Learning to transcend limits
“Who else are you – metaphorically speaking – when you stand before your naked self? This is something that has fascinated me since my youth,” Evelyne Binsack says right at the start of the extensive conversation. It’s a question that has followed the 55-year-old throughout her life. The woman whose limits seems to know no bounds has made it to the highest, the southernmost and the northernmost points of the world on the strength of her own muscles alone. This makes her the only person to have crossed the entire hemisphere under her own steam, a feat that constantly forced her to confront new limits. At the North Pole it was the cold and wildness that got to her, at the South Pole the violent storms, and at Everest the extent of its exposure.
Who is Evelyne Binsack?
Evelyne Binsack was one of the first females in Europe to qualify as a professional mountain guide and, in 2001, was the first Swiss woman to climb Mount Everest. Currently 55 years old, she has climbed the highest, southernmost and northernmost points of the world using only the strength of her own muscles. Today, Evelyne Binsack is a speaker and leadership coach.
First experience of limits as an athlete
Evelyne Binsack first started addressing the issue of limits when she was a young athlete. Crossing your pain thresholds over and again, while maintaining a healthy approach, will make you grow. "The more often you do it, the better you will get to know your body," she says. You also improve your skills and train your willpower. This will help you to steadily improve in a certain area and gradually set your limits to a higher level. "But to accept this kind of exertion, you need real passion," says Evelyne Binsack. This is the only way you'll be able to endure and face the inevitable difficulties and consequences of such extreme forms of exertion.
Respecting limits is the real strength

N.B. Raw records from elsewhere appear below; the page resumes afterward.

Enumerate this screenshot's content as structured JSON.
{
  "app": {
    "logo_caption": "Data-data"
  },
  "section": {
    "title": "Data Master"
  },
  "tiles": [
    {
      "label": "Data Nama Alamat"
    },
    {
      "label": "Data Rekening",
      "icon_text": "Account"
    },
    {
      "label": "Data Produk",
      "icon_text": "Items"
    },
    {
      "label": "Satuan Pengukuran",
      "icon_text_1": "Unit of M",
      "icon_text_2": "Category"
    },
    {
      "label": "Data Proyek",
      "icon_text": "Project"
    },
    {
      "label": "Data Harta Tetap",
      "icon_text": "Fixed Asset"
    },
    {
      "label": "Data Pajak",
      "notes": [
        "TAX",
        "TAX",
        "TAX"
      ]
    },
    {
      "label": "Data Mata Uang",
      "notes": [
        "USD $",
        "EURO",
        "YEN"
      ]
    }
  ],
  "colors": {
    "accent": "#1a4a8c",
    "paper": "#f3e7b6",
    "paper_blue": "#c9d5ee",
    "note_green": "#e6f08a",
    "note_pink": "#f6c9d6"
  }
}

However, the mountain guide does not present a case for ignoring limits all the time. Thinking back to her expeditions to the polar regions or the highest mountains in the world, she compares the experience of exploring limits with having protective switchpoints in the body. “Your own limits never just appear out of the blue,” she says. Rather, the body has numerous thresholds you can choose to step over until there are none left at the end. Anyone who has reached total exhaustion and crosses this last threshold is prepared to die. Even when suffering unbelievable exhaustion, she was still aware of this last limit and knew when it was time to stop.
Collecting experiences of limits
She herself has been at this defining point several times in her life. In Patagonia, for example, when she spent a month on Fitz Roy in lousy weather and simply couldn't continue. She also collapsed shortly before reaching the South Pole after a team member had stolen her food. And after getting hit by an ice avalanche on Mount Everest, she caught a virus at base camp. Although she attempted the mountain again after her recovery, she had to abandon the expedition.